By Lily Lousada
Strict Bedouin legal codes often overpower civil law in Jordan, drawing the state's most basic sovereignty into question. To this day honor killings, revenge killings, and forced displacements occur frequently and often without official legal proceedings. In order to ensure internationally recognized human rights and uphold the constitution, the justice system requires structural reform. Jordan should work towards institutionalizing these informal practices by codifying customary tribal law into a legally pluralistic system that aims to respect, and regulate, long-standing principles of tribal justice and traditions of arbitration.
There are three main court systems in Jordan: civil, religious, and military. Tribal law, though rampantly in use, remains informal since its abolishment in 1976. Customary tribal or Bedouin law is predominantly organized around clear reactions to disturbances of social order and family honor. It runs parallel - and at times in direct opposition to - Jordanian civil code.
Besides a monopoly of the use of force, rule of law is a theoretical cornerstone of 'sovereignty.' It would therefore appear that the active presence of such self-governing practices undermines the state. Yet, legal pluralism - formal or otherwise - is not necessarily symptomatic of a weak state. The challenge comes in integrating and applying pluralism in a way that recognizes long-standing alternative notions of justice and yet creates and upholds a fair system for all.
The United States, Canada, and Australia for example, all maintain customary bodies of law governing indigenous populations: Federal Indian law, Canadian Aboriginal Law, and Australian Customary Aboriginal Law, respectively.
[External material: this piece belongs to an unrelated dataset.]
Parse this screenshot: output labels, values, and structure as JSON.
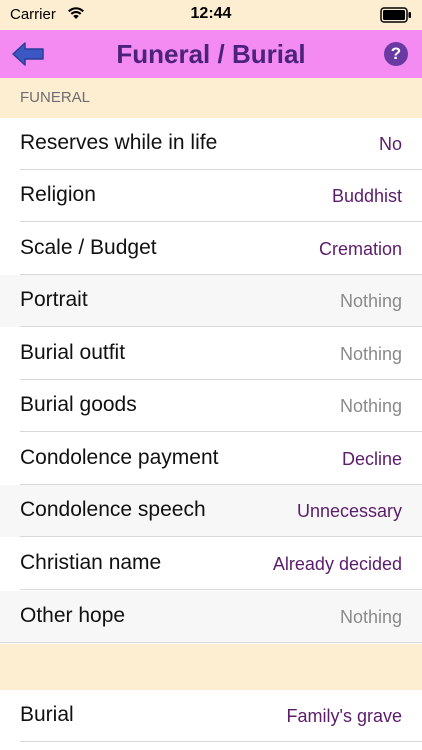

As a result, there is strong precedent and significant pre-existing discourse on reconciling multiple legal systems - the Australian Human Rights Commission for example, continues to consult with top international legal scholars to address the unique challenges of legal pluralism and indigenous law.
Informal legal pluralism is already in practice in Jordan. Frequently police act to contain conflict, and then hand the issue over to the involved tribes to resolve the crime or move toward reconciliation. In January of this year, for example, the gendarmerie was called into the northern Governorate of Irbid to control riots that had broken out as a result of a 14-year-old boy being fatally shot by his neighbor. According to the Jordan Times, Irbid Police Department Director Brig. Gen. Ali Hamlan stated "no one was injured in the [riot] fires because the families of the suspect were evicted to a remote location based on tribal laws [jalwa]". This is just one example of the common, unofficial collaboration between state and tribes.
Jalwa, one of the more striking contemporary practices of Bedouin law, is the forced relocation of a clan to protect against revenge killings in the case of pre-meditated murder or rape between two neighboring tribes. Jalwas are usually reached through third party arbitration of a ceasefire, atwa, and negotiations by a perceived neutral authority, such as another tribe's sheikh.
Atwas illustrate a practice in which government and tribes sometimes more formally merge authority and legal codes. In January 2016, for example, there was a direct state-sponsored atwa, resulting in a large jalwa. The atwa delegation was led by the Deputy Prime Minister and Minister of Education Mohammad Thneibat, and guaranteed the victim's family's conditions, including, as the Jordan Times reported, "sentencing the killer to death, dropping the right of the suspect to hire a defense lawyer, evacuating the suspect's tribe (all those related to the suspect through the fifth paternal ancestor) and giving the victim's clan the right to kill the perpetrator's father, children, grandchildren, uncles, and their children if they pass by Mutah town at any time."
This practice violates a number of international human rights, as well as elements of the Jordanian constitution. The government has made small efforts to limit jalwas, such as to only apply them to the immediate family for example, but these efforts have been met with only varied success. Ironically, much of the progress in limiting jalwas that has been achieved has relied on tribal code, such as the honor pact in Salt.
Furthermore, if a case involving tribesmen does reach a civil or religious courthouse, the long-established notions of tribal justice are still likely to influence the ruling - as seen with reduced sentences at the victim's family's request for leniency - if not altogether pre-determine it. The idea that tribal power opens flexibility in the legal system, where court rulings go from firm decision to negotiation, is an undeniable degradation of the rule of law - and perhaps even state sovereignty. But, if codified correctly, the presence of these two systems of justice does not have to be a weakness.
To integrate and institutionalize tribal customary law into Jordan's civil and religious codes requires rigorous, transparent, and continued dialogue to account for the special set of legal considerations - the most basic of which is equality - that comes with legal pluralism. Extensive outreach and consultation with local communities would also be necessary. While the government has worked to improve the existing justice system, it has thus far failed to make the necessary structural reforms. It is time for Jordan to step up and engage in deep and open dialogue as a first step to increasing transparency and finding a sustainable way to reconcile the existing systems to better protect basic human rights and uphold the constitution.
Lily Lousada is based in Amman, Jordan where she works on conflict mitigation, socio-political stability, and governance development. She also serves as a Middle East Fellow at Young Professionals in Foreign Policy.
Image Credit: Lily Lousada